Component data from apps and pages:
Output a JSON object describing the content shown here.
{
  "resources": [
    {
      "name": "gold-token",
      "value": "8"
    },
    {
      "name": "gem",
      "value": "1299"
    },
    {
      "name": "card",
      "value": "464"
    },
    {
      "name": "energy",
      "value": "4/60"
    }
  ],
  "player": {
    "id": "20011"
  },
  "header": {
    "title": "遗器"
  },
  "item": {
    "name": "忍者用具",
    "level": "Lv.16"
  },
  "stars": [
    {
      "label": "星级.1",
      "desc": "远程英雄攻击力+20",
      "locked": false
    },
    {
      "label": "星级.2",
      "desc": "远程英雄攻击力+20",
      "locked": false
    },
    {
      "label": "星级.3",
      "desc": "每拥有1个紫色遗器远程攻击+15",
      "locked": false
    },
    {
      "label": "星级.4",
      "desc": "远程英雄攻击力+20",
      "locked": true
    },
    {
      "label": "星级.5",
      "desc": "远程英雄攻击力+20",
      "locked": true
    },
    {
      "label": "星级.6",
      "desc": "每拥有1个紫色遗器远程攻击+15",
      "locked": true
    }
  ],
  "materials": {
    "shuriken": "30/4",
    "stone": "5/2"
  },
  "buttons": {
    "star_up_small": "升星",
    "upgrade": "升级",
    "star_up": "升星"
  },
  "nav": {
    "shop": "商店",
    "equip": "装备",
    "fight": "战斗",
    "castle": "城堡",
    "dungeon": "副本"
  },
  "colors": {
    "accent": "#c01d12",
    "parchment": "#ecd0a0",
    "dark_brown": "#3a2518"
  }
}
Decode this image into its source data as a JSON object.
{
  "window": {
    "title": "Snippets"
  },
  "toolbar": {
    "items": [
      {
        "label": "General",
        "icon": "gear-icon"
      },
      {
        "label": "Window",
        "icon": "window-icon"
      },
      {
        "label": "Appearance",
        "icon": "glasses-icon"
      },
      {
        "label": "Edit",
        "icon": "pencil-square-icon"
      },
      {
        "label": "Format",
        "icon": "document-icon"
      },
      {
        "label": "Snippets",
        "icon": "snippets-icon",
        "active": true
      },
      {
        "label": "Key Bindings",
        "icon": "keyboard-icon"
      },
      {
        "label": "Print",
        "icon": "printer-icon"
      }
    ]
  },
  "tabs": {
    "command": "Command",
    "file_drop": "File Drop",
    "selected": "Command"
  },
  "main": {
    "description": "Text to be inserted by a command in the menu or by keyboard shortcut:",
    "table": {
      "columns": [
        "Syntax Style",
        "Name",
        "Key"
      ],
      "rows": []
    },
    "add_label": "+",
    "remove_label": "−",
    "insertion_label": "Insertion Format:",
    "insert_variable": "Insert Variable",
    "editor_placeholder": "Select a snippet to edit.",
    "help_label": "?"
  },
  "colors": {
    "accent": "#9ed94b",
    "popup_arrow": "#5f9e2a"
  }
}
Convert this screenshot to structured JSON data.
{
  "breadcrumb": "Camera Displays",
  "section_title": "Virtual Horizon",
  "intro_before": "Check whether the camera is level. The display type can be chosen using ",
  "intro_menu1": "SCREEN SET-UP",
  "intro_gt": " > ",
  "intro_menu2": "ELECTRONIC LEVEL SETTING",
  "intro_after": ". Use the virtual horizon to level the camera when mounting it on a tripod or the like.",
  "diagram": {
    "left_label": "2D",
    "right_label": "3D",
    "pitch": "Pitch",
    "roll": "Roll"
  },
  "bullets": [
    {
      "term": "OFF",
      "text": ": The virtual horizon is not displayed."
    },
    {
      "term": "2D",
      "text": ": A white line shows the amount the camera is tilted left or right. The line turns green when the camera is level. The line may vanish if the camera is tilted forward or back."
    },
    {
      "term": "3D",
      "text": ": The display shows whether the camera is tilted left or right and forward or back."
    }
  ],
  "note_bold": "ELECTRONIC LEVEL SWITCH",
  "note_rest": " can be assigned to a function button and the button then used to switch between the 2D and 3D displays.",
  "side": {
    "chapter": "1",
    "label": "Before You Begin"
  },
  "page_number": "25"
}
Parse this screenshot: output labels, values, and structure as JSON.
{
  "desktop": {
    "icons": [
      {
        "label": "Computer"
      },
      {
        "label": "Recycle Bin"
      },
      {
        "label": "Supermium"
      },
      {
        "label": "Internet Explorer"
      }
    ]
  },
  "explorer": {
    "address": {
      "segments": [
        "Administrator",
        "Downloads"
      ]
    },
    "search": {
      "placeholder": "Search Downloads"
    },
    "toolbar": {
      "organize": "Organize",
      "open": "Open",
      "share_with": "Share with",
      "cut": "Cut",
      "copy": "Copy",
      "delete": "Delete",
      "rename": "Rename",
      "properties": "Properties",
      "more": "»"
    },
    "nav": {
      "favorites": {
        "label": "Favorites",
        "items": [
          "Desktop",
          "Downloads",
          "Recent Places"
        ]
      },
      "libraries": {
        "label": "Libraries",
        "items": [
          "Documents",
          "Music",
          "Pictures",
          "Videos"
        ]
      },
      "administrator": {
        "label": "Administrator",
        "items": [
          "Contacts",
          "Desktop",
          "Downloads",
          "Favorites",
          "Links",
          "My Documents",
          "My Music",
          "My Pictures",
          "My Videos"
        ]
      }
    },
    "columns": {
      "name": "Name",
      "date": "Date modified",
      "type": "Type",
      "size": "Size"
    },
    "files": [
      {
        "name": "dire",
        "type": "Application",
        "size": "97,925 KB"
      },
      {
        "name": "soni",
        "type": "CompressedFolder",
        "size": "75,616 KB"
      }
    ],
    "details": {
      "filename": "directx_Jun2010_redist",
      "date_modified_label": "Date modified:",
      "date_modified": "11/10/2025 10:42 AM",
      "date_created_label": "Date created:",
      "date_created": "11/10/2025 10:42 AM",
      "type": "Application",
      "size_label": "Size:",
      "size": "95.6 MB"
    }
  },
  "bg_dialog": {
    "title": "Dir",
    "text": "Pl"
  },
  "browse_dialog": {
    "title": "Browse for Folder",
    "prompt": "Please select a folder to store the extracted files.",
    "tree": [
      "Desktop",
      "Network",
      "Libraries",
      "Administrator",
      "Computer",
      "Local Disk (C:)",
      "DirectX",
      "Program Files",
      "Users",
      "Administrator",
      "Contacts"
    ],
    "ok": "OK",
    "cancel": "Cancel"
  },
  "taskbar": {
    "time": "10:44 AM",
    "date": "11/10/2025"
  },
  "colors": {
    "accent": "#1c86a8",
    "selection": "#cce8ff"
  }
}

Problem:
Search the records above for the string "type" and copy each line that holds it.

The answer:
  "intro_before": "Check whether the camera is level. The display type can be chosen using ",
      "type": "Type",
        "type": "Application",
        "type": "CompressedFolder",
      "type": "Application",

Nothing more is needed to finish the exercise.